Given data:
┄┄┄┄┄┄

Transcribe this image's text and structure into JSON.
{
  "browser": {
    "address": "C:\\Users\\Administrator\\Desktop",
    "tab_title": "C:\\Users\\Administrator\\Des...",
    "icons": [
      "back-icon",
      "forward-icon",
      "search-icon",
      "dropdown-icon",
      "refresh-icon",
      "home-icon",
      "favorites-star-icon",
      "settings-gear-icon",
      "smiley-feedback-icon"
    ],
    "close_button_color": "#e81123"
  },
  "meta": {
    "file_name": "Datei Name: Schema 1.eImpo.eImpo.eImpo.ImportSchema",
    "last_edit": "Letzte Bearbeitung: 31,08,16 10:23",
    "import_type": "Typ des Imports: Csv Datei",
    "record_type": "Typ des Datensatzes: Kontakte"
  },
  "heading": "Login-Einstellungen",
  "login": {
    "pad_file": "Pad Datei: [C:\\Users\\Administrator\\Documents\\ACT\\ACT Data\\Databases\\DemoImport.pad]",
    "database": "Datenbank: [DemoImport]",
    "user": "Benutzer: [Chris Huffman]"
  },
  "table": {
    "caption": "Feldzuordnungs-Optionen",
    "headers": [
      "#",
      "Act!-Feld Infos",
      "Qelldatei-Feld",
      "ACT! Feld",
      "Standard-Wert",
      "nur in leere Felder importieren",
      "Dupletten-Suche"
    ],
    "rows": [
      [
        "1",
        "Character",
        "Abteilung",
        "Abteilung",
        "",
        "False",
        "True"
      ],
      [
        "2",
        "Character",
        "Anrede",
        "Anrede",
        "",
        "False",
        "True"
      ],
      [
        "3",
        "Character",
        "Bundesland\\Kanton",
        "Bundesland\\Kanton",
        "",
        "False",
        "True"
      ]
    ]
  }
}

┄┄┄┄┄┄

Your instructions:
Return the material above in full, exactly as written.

Exercise response:
Transcribe this image's text and structure into JSON.
{
  "browser": {
    "address": "C:\\Users\\Administrator\\Desktop",
    "tab_title": "C:\\Users\\Administrator\\Des...",
    "icons": [
      "back-icon",
      "forward-icon",
      "search-icon",
      "dropdown-icon",
      "refresh-icon",
      "home-icon",
      "favorites-star-icon",
      "settings-gear-icon",
      "smiley-feedback-icon"
    ],
    "close_button_color": "#e81123"
  },
  "meta": {
    "file_name": "Datei Name: Schema 1.eImpo.eImpo.eImpo.ImportSchema",
    "last_edit": "Letzte Bearbeitung: 31,08,16 10:23",
    "import_type": "Typ des Imports: Csv Datei",
    "record_type": "Typ des Datensatzes: Kontakte"
  },
  "heading": "Login-Einstellungen",
  "login": {
    "pad_file": "Pad Datei: [C:\\Users\\Administrator\\Documents\\ACT\\ACT Data\\Databases\\DemoImport.pad]",
    "database": "Datenbank: [DemoImport]",
    "user": "Benutzer: [Chris Huffman]"
  },
  "table": {
    "caption": "Feldzuordnungs-Optionen",
    "headers": [
      "#",
      "Act!-Feld Infos",
      "Qelldatei-Feld",
      "ACT! Feld",
      "Standard-Wert",
      "nur in leere Felder importieren",
      "Dupletten-Suche"
    ],
    "rows": [
      [
        "1",
        "Character",
        "Abteilung",
        "Abteilung",
        "",
        "False",
        "True"
      ],
      [
        "2",
        "Character",
        "Anrede",
        "Anrede",
        "",
        "False",
        "True"
      ],
      [
        "3",
        "Character",
        "Bundesland\\Kanton",
        "Bundesland\\Kanton",
        "",
        "False",
        "True"
      ]
    ]
  }
}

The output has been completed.